WHAT IS REQUIRED
If a line in the data holds "name", copy that line out in full.

EXTRACTED RECORDS
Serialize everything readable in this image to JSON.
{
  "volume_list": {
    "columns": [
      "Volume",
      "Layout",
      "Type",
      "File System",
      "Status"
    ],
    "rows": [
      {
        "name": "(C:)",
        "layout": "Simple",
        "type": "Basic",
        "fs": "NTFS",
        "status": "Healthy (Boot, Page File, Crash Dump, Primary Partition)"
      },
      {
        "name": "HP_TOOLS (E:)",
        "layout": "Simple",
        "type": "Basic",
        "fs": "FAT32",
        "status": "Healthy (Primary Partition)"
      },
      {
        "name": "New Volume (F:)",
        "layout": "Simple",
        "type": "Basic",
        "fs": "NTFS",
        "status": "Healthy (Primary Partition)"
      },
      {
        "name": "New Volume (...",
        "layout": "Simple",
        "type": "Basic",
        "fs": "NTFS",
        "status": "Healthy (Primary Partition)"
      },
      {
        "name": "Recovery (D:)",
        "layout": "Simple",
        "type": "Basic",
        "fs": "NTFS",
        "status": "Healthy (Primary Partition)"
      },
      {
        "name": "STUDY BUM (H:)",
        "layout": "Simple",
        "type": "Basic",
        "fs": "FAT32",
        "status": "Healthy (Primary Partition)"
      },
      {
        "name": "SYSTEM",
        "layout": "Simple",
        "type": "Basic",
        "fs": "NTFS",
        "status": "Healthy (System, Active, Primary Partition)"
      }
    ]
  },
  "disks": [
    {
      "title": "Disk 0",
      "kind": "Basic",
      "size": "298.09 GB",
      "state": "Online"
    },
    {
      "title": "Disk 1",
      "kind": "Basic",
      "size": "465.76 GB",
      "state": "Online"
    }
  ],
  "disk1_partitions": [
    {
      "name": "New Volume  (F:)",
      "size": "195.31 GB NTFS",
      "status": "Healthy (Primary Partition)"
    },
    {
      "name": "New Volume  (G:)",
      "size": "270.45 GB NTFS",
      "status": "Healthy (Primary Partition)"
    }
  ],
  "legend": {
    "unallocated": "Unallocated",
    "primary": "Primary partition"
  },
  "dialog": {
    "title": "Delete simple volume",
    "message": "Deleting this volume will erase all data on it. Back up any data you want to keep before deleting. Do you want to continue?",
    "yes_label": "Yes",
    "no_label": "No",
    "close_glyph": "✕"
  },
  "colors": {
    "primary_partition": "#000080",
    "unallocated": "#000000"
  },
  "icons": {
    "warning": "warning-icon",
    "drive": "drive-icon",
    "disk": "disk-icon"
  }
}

WORKED SOLUTION
        "name": "(C:)",
        "name": "HP_TOOLS (E:)",
        "name": "New Volume (F:)",
        "name": "New Volume (...",
        "name": "Recovery (D:)",
        "name": "STUDY BUM (H:)",
        "name": "SYSTEM",
      "name": "New Volume  (F:)",
      "name": "New Volume  (G:)",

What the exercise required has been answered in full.